The main founders were the sociologists Morris Ginsberg and Thomas Humphrey Marshall. Their intended title, "The London Journal of Sociology", seems to have been changed by the publisher before the first issue was brought out.[4]

In the course of 1991–1994, a controversy between John Goldthorpe and others was carried on in its pages, regarding the merits and weaknesses of current historical sociology.[5]

The most highly cited article, "Class Analysis and the Reorientation of Class Theory: The Case of Persisting Differentials in Educational Attainment" by John Goldthorpe, was cited 672 times as of 28 July 2015.

Abstracting and indexing[edit]

British Journal of Sociology is abstracted and indexed in the Social Sciences Citation Index. According to the Journal Citation Reports, the journal has a 2015 impact factor of 1.894, ranking it 37 out of 142 journals in the category "Sociology".[6]
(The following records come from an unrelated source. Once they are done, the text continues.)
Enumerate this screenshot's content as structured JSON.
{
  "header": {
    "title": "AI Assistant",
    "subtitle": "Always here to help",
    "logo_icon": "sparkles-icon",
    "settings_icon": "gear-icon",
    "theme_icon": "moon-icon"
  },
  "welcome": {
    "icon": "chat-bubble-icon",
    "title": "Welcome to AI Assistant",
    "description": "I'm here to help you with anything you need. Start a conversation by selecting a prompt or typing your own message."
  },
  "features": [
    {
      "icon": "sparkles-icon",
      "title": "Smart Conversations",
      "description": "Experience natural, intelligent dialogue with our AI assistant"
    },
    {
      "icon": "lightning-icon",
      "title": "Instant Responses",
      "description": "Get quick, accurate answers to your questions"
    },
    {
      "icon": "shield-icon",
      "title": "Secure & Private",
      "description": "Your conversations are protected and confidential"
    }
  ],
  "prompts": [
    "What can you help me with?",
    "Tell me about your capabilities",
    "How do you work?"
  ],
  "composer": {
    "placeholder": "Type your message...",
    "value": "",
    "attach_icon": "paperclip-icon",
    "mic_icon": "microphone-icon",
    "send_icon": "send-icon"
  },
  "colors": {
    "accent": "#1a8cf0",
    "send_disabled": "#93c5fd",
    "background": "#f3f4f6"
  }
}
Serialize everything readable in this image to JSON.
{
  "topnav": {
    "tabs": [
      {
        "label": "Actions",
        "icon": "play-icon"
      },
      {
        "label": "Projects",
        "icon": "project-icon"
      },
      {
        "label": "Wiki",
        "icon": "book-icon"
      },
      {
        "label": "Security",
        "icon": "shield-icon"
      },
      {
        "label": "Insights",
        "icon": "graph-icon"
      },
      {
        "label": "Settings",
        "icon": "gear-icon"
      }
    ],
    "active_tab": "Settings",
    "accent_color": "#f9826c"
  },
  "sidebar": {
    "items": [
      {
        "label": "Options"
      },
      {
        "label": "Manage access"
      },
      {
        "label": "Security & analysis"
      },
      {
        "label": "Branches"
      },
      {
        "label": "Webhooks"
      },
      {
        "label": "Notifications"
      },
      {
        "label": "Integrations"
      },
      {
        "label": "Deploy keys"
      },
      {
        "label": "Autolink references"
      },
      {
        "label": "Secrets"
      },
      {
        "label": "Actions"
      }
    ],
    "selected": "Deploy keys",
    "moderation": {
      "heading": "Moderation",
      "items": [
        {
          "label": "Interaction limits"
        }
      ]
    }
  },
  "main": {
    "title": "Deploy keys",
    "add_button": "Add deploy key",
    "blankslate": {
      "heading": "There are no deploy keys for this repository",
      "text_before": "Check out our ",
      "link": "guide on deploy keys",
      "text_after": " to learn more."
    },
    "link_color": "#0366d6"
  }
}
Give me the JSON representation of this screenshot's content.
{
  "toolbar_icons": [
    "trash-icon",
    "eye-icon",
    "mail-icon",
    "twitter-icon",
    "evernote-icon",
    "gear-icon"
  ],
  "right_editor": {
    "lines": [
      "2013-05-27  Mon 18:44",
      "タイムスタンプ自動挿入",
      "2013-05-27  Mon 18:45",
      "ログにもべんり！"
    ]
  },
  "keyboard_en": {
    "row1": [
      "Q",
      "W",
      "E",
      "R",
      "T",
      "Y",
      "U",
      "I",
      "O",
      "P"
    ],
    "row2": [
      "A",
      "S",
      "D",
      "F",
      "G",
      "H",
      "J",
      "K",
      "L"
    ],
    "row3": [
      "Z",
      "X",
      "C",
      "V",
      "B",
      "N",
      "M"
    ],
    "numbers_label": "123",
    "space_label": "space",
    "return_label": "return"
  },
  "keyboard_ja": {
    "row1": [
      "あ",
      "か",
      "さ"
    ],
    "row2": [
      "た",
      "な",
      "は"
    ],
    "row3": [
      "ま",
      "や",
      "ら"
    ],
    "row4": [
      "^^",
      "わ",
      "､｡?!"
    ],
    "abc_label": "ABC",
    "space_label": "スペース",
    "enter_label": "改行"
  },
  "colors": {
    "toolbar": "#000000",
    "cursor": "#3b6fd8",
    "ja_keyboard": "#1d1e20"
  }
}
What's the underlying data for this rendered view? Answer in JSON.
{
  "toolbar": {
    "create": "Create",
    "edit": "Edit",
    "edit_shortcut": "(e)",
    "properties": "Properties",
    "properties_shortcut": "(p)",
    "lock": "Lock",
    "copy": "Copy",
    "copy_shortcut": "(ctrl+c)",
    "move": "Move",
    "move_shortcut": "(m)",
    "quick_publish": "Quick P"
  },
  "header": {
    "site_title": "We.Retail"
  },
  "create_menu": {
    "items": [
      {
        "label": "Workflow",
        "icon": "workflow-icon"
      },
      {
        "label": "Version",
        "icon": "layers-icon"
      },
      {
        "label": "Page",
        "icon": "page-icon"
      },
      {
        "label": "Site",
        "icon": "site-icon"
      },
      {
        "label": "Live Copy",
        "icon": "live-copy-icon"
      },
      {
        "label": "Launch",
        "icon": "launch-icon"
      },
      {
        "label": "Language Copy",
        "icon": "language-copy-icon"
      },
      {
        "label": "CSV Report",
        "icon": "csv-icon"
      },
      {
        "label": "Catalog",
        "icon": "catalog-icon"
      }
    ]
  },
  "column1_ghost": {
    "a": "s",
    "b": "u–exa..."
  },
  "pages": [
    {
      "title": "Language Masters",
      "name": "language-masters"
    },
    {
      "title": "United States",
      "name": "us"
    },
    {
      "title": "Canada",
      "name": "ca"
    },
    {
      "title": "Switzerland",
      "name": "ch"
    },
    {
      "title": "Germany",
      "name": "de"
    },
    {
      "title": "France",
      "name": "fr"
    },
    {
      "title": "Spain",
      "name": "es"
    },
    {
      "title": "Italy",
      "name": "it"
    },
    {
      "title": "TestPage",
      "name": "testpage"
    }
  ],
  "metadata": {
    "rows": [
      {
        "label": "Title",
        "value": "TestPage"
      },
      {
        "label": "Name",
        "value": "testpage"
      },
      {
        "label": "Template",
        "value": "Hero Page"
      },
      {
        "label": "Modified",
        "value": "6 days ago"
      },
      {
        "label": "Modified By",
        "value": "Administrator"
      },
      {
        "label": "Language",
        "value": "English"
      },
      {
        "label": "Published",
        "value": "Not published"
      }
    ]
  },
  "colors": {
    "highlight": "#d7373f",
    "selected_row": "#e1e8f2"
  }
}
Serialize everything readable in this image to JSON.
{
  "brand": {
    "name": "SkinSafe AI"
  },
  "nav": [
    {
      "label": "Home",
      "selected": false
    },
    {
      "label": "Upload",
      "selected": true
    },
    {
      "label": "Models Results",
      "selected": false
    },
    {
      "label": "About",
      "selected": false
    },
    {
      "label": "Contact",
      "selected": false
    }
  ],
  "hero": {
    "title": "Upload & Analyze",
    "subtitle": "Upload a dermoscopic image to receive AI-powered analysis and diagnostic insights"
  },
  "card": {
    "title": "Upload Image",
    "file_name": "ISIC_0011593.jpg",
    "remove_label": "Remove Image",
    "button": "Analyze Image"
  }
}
  1. ^ A. H. Halsey, A History of Sociology in Britain: Science, Literature, and Society (Oxford University Press, 2004), p. 183.
  2. ^ Peter Woods, Successful Writing for Qualitative Researchers (Routledge, 2nd edition, 2006), p. 133.
  3. ^ A. H. Halsey, A History of Sociology in Britain, Oxford University Press, 2004, p. 183
  4. ^ Frances Heidensohn and Richard Wright , "The British Journal of Sociology at Sixty", Shaping Sociology over 60 Years Archived May 17, 2010, at the Wayback Machine (2010), pp. 1-6.
  5. ^ Robert Fine and Daniel Chernilo, "Classes and Nations in Recent Historical Sociology", in Handbook of Historical Sociology, edited by Gerard Delanty and Engin Fahri Isin (SAGE Publications, 2003), p. 248.
  6. ^ "Journals Ranked by Impact: Sociology". 2015 Journal Citation Reports. Web of Science (Social Sciences ed.). Thomson Reuters. 2016.

External links[edit]